▶ Your task
Check each line of the data for "updated", and copy the ones that have it.

** Exercise data follows **

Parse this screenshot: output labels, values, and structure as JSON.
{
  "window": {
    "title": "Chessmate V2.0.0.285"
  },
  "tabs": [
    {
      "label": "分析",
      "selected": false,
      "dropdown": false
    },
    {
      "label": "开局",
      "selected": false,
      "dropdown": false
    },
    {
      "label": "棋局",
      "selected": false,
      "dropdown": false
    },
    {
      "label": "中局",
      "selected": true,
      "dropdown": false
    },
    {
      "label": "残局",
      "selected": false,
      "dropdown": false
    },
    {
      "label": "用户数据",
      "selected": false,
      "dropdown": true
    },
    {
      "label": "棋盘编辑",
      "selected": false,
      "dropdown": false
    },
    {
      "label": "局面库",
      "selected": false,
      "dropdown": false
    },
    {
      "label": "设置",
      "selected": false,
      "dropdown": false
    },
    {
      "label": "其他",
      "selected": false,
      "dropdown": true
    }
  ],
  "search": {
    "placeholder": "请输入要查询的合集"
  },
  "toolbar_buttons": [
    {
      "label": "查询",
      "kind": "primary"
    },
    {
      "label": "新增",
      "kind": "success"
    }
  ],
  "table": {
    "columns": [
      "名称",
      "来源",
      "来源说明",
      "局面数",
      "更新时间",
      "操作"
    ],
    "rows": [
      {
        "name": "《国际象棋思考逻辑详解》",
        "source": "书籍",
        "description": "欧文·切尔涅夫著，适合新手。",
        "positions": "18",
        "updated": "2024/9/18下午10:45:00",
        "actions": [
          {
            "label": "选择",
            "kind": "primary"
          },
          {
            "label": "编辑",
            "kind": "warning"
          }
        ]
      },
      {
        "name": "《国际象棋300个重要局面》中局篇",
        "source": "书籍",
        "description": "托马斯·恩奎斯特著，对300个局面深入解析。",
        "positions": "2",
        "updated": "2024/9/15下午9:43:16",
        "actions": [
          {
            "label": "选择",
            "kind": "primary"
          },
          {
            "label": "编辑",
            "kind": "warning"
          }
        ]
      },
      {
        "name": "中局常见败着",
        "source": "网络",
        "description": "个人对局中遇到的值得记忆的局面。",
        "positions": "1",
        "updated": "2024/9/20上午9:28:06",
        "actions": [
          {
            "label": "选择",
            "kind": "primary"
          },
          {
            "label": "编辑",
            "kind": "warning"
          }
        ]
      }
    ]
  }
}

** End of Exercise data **

▶ Response
        "updated": "2024/9/18下午10:45:00",
        "updated": "2024/9/15下午9:43:16",
        "updated": "2024/9/20上午9:28:06",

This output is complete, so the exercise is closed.